• The task: An exact repeat is needed of the lines from the one with "Serialize everything readable" through the last line of the data below. Please omit the pictures.

[Stored records]
..............................

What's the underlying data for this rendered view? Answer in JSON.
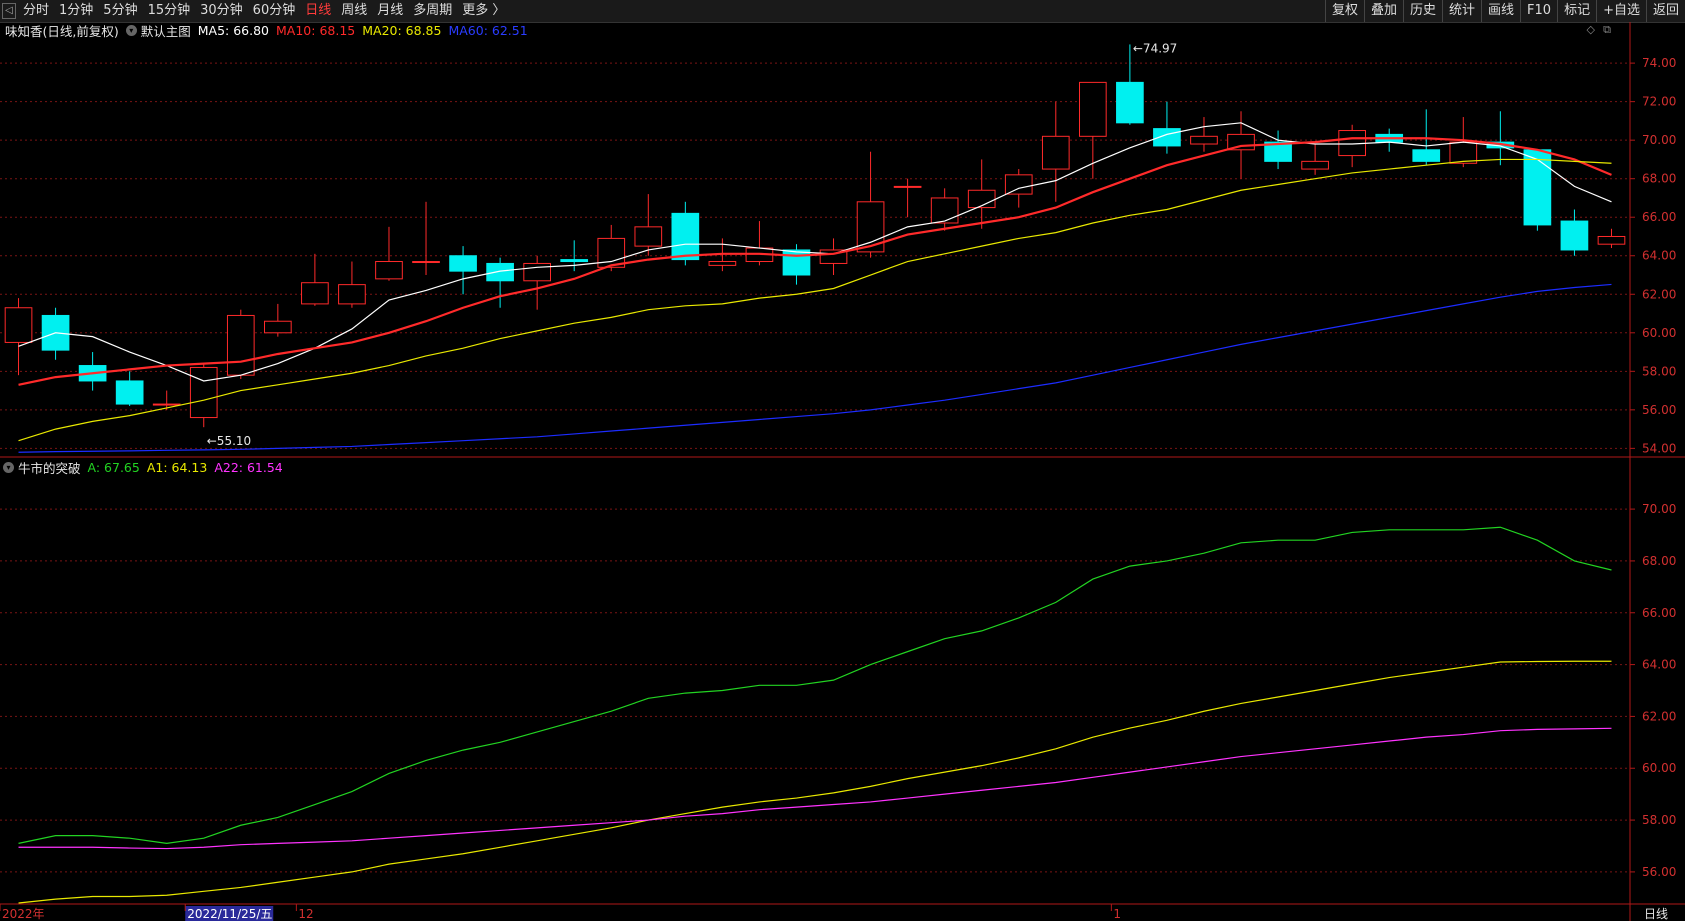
{
  "toolbar": {
    "periods": [
      {
        "label": "分时",
        "active": false
      },
      {
        "label": "1分钟",
        "active": false
      },
      {
        "label": "5分钟",
        "active": false
      },
      {
        "label": "15分钟",
        "active": false
      },
      {
        "label": "30分钟",
        "active": false
      },
      {
        "label": "60分钟",
        "active": false
      },
      {
        "label": "日线",
        "active": true
      },
      {
        "label": "周线",
        "active": false
      },
      {
        "label": "月线",
        "active": false
      },
      {
        "label": "多周期",
        "active": false
      },
      {
        "label": "更多 〉",
        "active": false
      }
    ],
    "right": [
      "复权",
      "叠加",
      "历史",
      "统计",
      "画线",
      "F10",
      "标记",
      "+自选",
      "返回"
    ]
  },
  "main_header": {
    "stock": "味知香(日线,前复权)",
    "template": "默认主图",
    "ma": [
      {
        "label": "MA5: 66.80",
        "color": "#ffffff"
      },
      {
        "label": "MA10: 68.15",
        "color": "#ff2a2a"
      },
      {
        "label": "MA20: 68.85",
        "color": "#e8e800"
      },
      {
        "label": "MA60: 62.51",
        "color": "#2a3cff"
      }
    ]
  },
  "sub_header": {
    "name": "牛市的突破",
    "lines": [
      {
        "label": "A: 67.65",
        "color": "#22d322"
      },
      {
        "label": "A1: 64.13",
        "color": "#e8e800"
      },
      {
        "label": "A22: 61.54",
        "color": "#ff33ff"
      }
    ]
  },
  "colors": {
    "up": "#ff2a2a",
    "down": "#00f0f0",
    "grid": "#7a1414",
    "axis": "#b01818"
  },
  "chart_data": {
    "main": {
      "type": "candlestick",
      "ylim": [
        53.5,
        75.2
      ],
      "yticks": [
        "54.00",
        "56.00",
        "58.00",
        "60.00",
        "62.00",
        "64.00",
        "66.00",
        "68.00",
        "70.00",
        "72.00",
        "74.00"
      ],
      "annotations": [
        {
          "label": "74.97",
          "index": 30
        },
        {
          "label": "55.10",
          "index": 5
        }
      ],
      "candles": [
        [
          59.5,
          61.3,
          57.8,
          61.8
        ],
        [
          60.9,
          59.1,
          58.6,
          61.3
        ],
        [
          58.3,
          57.5,
          57.0,
          59.0
        ],
        [
          57.5,
          56.3,
          56.2,
          58.0
        ],
        [
          56.3,
          56.3,
          56.0,
          57.0
        ],
        [
          55.6,
          58.2,
          55.1,
          58.4
        ],
        [
          57.8,
          60.9,
          57.6,
          61.2
        ],
        [
          60.0,
          60.6,
          59.8,
          61.5
        ],
        [
          61.5,
          62.6,
          61.4,
          64.1
        ],
        [
          61.5,
          62.5,
          61.3,
          63.7
        ],
        [
          62.8,
          63.7,
          62.7,
          65.5
        ],
        [
          63.7,
          63.7,
          63.0,
          66.8
        ],
        [
          64.0,
          63.2,
          62.0,
          64.5
        ],
        [
          63.6,
          62.7,
          61.3,
          63.9
        ],
        [
          62.7,
          63.6,
          61.2,
          64.0
        ],
        [
          63.8,
          63.7,
          63.2,
          64.8
        ],
        [
          63.4,
          64.9,
          63.2,
          65.6
        ],
        [
          64.5,
          65.5,
          64.0,
          67.2
        ],
        [
          66.2,
          63.8,
          63.5,
          66.8
        ],
        [
          63.5,
          63.7,
          63.2,
          64.9
        ],
        [
          63.7,
          64.4,
          63.5,
          65.8
        ],
        [
          64.3,
          63.0,
          62.5,
          64.6
        ],
        [
          63.6,
          64.3,
          63.0,
          64.9
        ],
        [
          64.2,
          66.8,
          63.9,
          69.4
        ],
        [
          67.6,
          67.6,
          66.0,
          68.0
        ],
        [
          65.7,
          67.0,
          65.3,
          67.5
        ],
        [
          66.5,
          67.4,
          65.4,
          69.0
        ],
        [
          67.2,
          68.2,
          66.5,
          68.5
        ],
        [
          68.5,
          70.2,
          66.8,
          72.0
        ],
        [
          70.2,
          73.0,
          68.0,
          73.0
        ],
        [
          73.0,
          70.9,
          70.8,
          74.97
        ],
        [
          70.6,
          69.7,
          69.3,
          72.0
        ],
        [
          69.8,
          70.2,
          69.4,
          71.2
        ],
        [
          69.5,
          70.3,
          68.0,
          71.5
        ],
        [
          69.9,
          68.9,
          68.5,
          70.5
        ],
        [
          68.5,
          68.9,
          68.2,
          69.8
        ],
        [
          69.2,
          70.5,
          68.6,
          70.8
        ],
        [
          70.3,
          69.9,
          69.4,
          70.6
        ],
        [
          69.5,
          68.9,
          68.7,
          71.6
        ],
        [
          68.8,
          69.9,
          68.6,
          71.2
        ],
        [
          69.9,
          69.6,
          68.7,
          71.5
        ],
        [
          69.5,
          65.6,
          65.3,
          69.5
        ],
        [
          65.8,
          64.3,
          64.0,
          66.4
        ],
        [
          64.6,
          65.0,
          64.4,
          65.4
        ]
      ],
      "series": [
        {
          "name": "MA5",
          "color": "#ffffff",
          "width": 1.2,
          "values": [
            59.3,
            60.0,
            59.8,
            59.0,
            58.3,
            57.5,
            57.8,
            58.4,
            59.2,
            60.2,
            61.7,
            62.2,
            62.8,
            63.2,
            63.4,
            63.5,
            63.7,
            64.3,
            64.6,
            64.6,
            64.4,
            64.2,
            64.1,
            64.7,
            65.5,
            65.8,
            66.6,
            67.5,
            67.9,
            68.8,
            69.6,
            70.3,
            70.7,
            70.9,
            70.0,
            69.8,
            69.8,
            69.9,
            69.7,
            69.9,
            69.7,
            69.0,
            67.6,
            66.8
          ]
        },
        {
          "name": "MA10",
          "color": "#ff2a2a",
          "width": 2.2,
          "values": [
            57.3,
            57.7,
            57.9,
            58.1,
            58.3,
            58.4,
            58.5,
            58.9,
            59.2,
            59.5,
            60.0,
            60.6,
            61.3,
            61.9,
            62.3,
            62.8,
            63.5,
            63.8,
            64.0,
            64.1,
            64.1,
            64.0,
            64.1,
            64.5,
            65.1,
            65.4,
            65.7,
            66.0,
            66.5,
            67.3,
            68.0,
            68.7,
            69.2,
            69.7,
            69.8,
            69.9,
            70.1,
            70.1,
            70.1,
            70.0,
            69.8,
            69.5,
            69.0,
            68.2
          ]
        },
        {
          "name": "MA20",
          "color": "#e8e800",
          "width": 1.2,
          "values": [
            54.4,
            55.0,
            55.4,
            55.7,
            56.1,
            56.5,
            57.0,
            57.3,
            57.6,
            57.9,
            58.3,
            58.8,
            59.2,
            59.7,
            60.1,
            60.5,
            60.8,
            61.2,
            61.4,
            61.5,
            61.8,
            62.0,
            62.3,
            63.0,
            63.7,
            64.1,
            64.5,
            64.9,
            65.2,
            65.7,
            66.1,
            66.4,
            66.9,
            67.4,
            67.7,
            68.0,
            68.3,
            68.5,
            68.7,
            68.9,
            69.0,
            69.0,
            68.9,
            68.8
          ]
        },
        {
          "name": "MA60",
          "color": "#1c2cff",
          "width": 1.2,
          "values": [
            53.8,
            53.83,
            53.85,
            53.87,
            53.9,
            53.92,
            53.95,
            54.0,
            54.05,
            54.1,
            54.2,
            54.3,
            54.4,
            54.5,
            54.6,
            54.75,
            54.9,
            55.05,
            55.2,
            55.35,
            55.5,
            55.65,
            55.8,
            56.0,
            56.25,
            56.5,
            56.8,
            57.1,
            57.4,
            57.8,
            58.2,
            58.6,
            59.0,
            59.4,
            59.75,
            60.1,
            60.45,
            60.8,
            61.15,
            61.5,
            61.85,
            62.15,
            62.35,
            62.51
          ]
        }
      ]
    },
    "sub": {
      "type": "line",
      "ylim": [
        54.8,
        71.2
      ],
      "yticks": [
        "56.00",
        "58.00",
        "60.00",
        "62.00",
        "64.00",
        "66.00",
        "68.00",
        "70.00"
      ],
      "series": [
        {
          "name": "A",
          "color": "#22d322",
          "values": [
            57.1,
            57.4,
            57.4,
            57.3,
            57.1,
            57.3,
            57.8,
            58.1,
            58.6,
            59.1,
            59.8,
            60.3,
            60.7,
            61.0,
            61.4,
            61.8,
            62.2,
            62.7,
            62.9,
            63.0,
            63.2,
            63.2,
            63.4,
            64.0,
            64.5,
            65.0,
            65.3,
            65.8,
            66.4,
            67.3,
            67.8,
            68.0,
            68.3,
            68.7,
            68.8,
            68.8,
            69.1,
            69.2,
            69.2,
            69.2,
            69.3,
            68.8,
            68.0,
            67.65
          ]
        },
        {
          "name": "A1",
          "color": "#e8e800",
          "values": [
            54.8,
            54.95,
            55.05,
            55.05,
            55.1,
            55.25,
            55.4,
            55.6,
            55.8,
            56.0,
            56.3,
            56.5,
            56.7,
            56.95,
            57.2,
            57.45,
            57.7,
            58.0,
            58.25,
            58.5,
            58.7,
            58.85,
            59.05,
            59.3,
            59.6,
            59.85,
            60.1,
            60.4,
            60.75,
            61.2,
            61.55,
            61.85,
            62.2,
            62.5,
            62.75,
            63.0,
            63.25,
            63.5,
            63.7,
            63.9,
            64.1,
            64.12,
            64.13,
            64.13
          ]
        },
        {
          "name": "A22",
          "color": "#ff33ff",
          "values": [
            56.95,
            56.95,
            56.95,
            56.92,
            56.9,
            56.95,
            57.05,
            57.1,
            57.15,
            57.2,
            57.3,
            57.4,
            57.5,
            57.6,
            57.7,
            57.8,
            57.9,
            58.0,
            58.15,
            58.25,
            58.4,
            58.5,
            58.6,
            58.7,
            58.85,
            59.0,
            59.15,
            59.3,
            59.45,
            59.65,
            59.85,
            60.05,
            60.25,
            60.45,
            60.6,
            60.75,
            60.9,
            61.05,
            61.2,
            61.3,
            61.45,
            61.5,
            61.52,
            61.54
          ]
        }
      ]
    },
    "xlabels": [
      {
        "label": "2022年",
        "index": 0
      },
      {
        "label": "2022/11/25/五",
        "index": 5
      },
      {
        "label": "12",
        "index": 8
      },
      {
        "label": "1",
        "index": 30
      }
    ],
    "period_label": "日线"
  }
}
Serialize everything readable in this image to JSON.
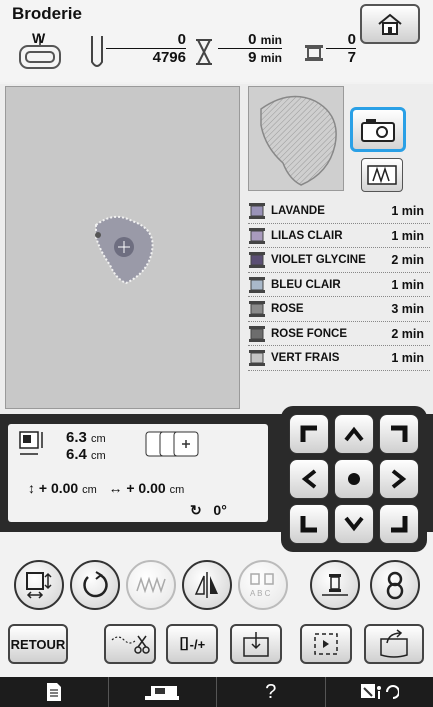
{
  "header": {
    "title": "Broderie",
    "home_icon": "home-icon"
  },
  "status": {
    "frame_label": "W",
    "stitch_current": "0",
    "stitch_total": "4796",
    "time_current": "0",
    "time_total": "9",
    "time_unit": "min",
    "color_current": "0",
    "color_total": "7"
  },
  "threads": [
    {
      "name": "LAVANDE",
      "time": "1 min",
      "color": "#9a93b8"
    },
    {
      "name": "LILAS CLAIR",
      "time": "1 min",
      "color": "#a99bbd"
    },
    {
      "name": "VIOLET GLYCINE",
      "time": "2 min",
      "color": "#5b4f74"
    },
    {
      "name": "BLEU CLAIR",
      "time": "1 min",
      "color": "#a9b8c9"
    },
    {
      "name": "ROSE",
      "time": "3 min",
      "color": "#8a8a8a"
    },
    {
      "name": "ROSE FONCE",
      "time": "2 min",
      "color": "#6d6d6d"
    },
    {
      "name": "VERT FRAIS",
      "time": "1 min",
      "color": "#c4c4c4"
    }
  ],
  "size": {
    "height": "6.3",
    "width": "6.4",
    "unit": "cm"
  },
  "offset": {
    "y_value": "+ 0.00",
    "x_value": "+ 0.00",
    "unit": "cm"
  },
  "rotation": {
    "value": "0°"
  },
  "buttons": {
    "back_label": "RETOUR",
    "needle_adjust_label": "-/+"
  },
  "footer": {
    "help_label": "?"
  }
}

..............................

• Task output:
Serialize everything readable in this image to JSON.
{
  "header": {
    "title": "Broderie",
    "home_icon": "home-icon"
  },
  "status": {
    "frame_label": "W",
    "stitch_current": "0",
    "stitch_total": "4796",
    "time_current": "0",
    "time_total": "9",
    "time_unit": "min",
    "color_current": "0",
    "color_total": "7"
  },
  "threads": [
    {
      "name": "LAVANDE",
      "time": "1 min",
      "color": "#9a93b8"
    },
    {
      "name": "LILAS CLAIR",
      "time": "1 min",
      "color": "#a99bbd"
    },
    {
      "name": "VIOLET GLYCINE",
      "time": "2 min",
      "color": "#5b4f74"
    },
    {
      "name": "BLEU CLAIR",
      "time": "1 min",
      "color": "#a9b8c9"
    },
    {
      "name": "ROSE",
      "time": "3 min",
      "color": "#8a8a8a"
    },
    {
      "name": "ROSE FONCE",
      "time": "2 min",
      "color": "#6d6d6d"
    },
    {
      "name": "VERT FRAIS",
      "time": "1 min",
      "color": "#c4c4c4"
    }
  ],
  "size": {
    "height": "6.3",
    "width": "6.4",
    "unit": "cm"
  },
  "offset": {
    "y_value": "+ 0.00",
    "x_value": "+ 0.00",
    "unit": "cm"
  },
  "rotation": {
    "value": "0°"
  },
  "buttons": {
    "back_label": "RETOUR",
    "needle_adjust_label": "-/+"
  },
  "footer": {
    "help_label": "?"
  }
}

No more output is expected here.